We arrived at 6.50 p.m., with the car looking a bit bent and somewhat dusty, the crew equally as dusty but delighted at having made it and being placed 30th. We stayed that night near Warwick Farm and the next morning drove in finishing order into Hyde Park in Sydney where all competitors were surrounded by hundreds of spectators looking at the cars and asking questions.

We spent two days in Sydney and flew back on Friday 20th December in time for Christmas.


The car looked a little worse for wear when parked up in Sydney!

What Happened to the Cars?

The easy one first! VPI 77 was returned to Ford Ireland, who subsequently sold it off. It was bought by Cal Withers, who ran it in the 1970 London-Mexico World Cup.

I was contacted in December 2020 by Richard Apsimon, who bought VVW 506E (Roger Clarks car) in 1973 from an advert in Motoring News. This car had been returned to Boreham after the event, presumably to take it apart to analyse the strengths and weaknesses of the Mk2 Lotus Cortina. They sold it on to a chap in Essex, who subsequently sold it to Richard via Motoring News magazine. Richard sold it to ‘a garage in Gloucestershire’ in 1979, and there the trail goes cold.

I was contacted in May 2020 by Ron Page from Australia who owned YVW 41F (Eric Jacksons car) for quite a while. When the Marathon finished, the remaining Lotus Cortinas were left with Ford Australia, who subsequently painted them red and ran them in the national local rallying events.
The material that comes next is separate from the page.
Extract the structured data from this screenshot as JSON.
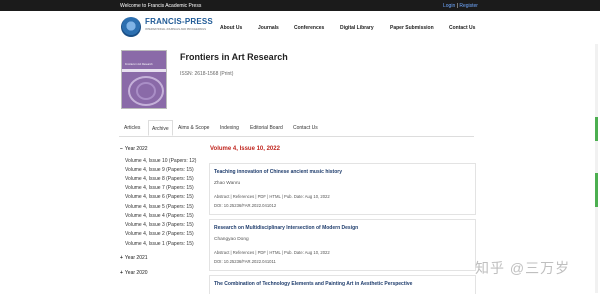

Ron says that Ford had 3 cars after the Marathon. Two are without doubt YVW 41F and CTC 23E ( the Army car), but the third one is not certain. Ron thought it may have been VVW506E (Roger Clark’s car) but we now know that came back to Borham after the event. That leaves CTC 26E (Bengt Soderstroms car) and YVW 2F (Nick Brittans car).  As CTC26E retired in Turkey with a blown engine, it is possible that it could have been that car, maybe shipped over to Australia for ‘parts’ for the other cars?  YVW 2F had an accident in Tukey and had a bent front end, although it continued after a windscreen was donated to it from Bengt’s car. It then had a 2nd accident near Tehran, which put it out of the rally. With the front wheel up against the rear of the inner wings / bulkhead, it would have been a bit more difficult to get this car over to Australia, but not impossible.

In any event, the cars went on to acquit themselves well in the Australian Rally Championship in 1969 run by the Ford Australia team, and in 1970 one car continued to be at least affiliated with Ford, and the other two were run by privateers in rallying and rallycross events.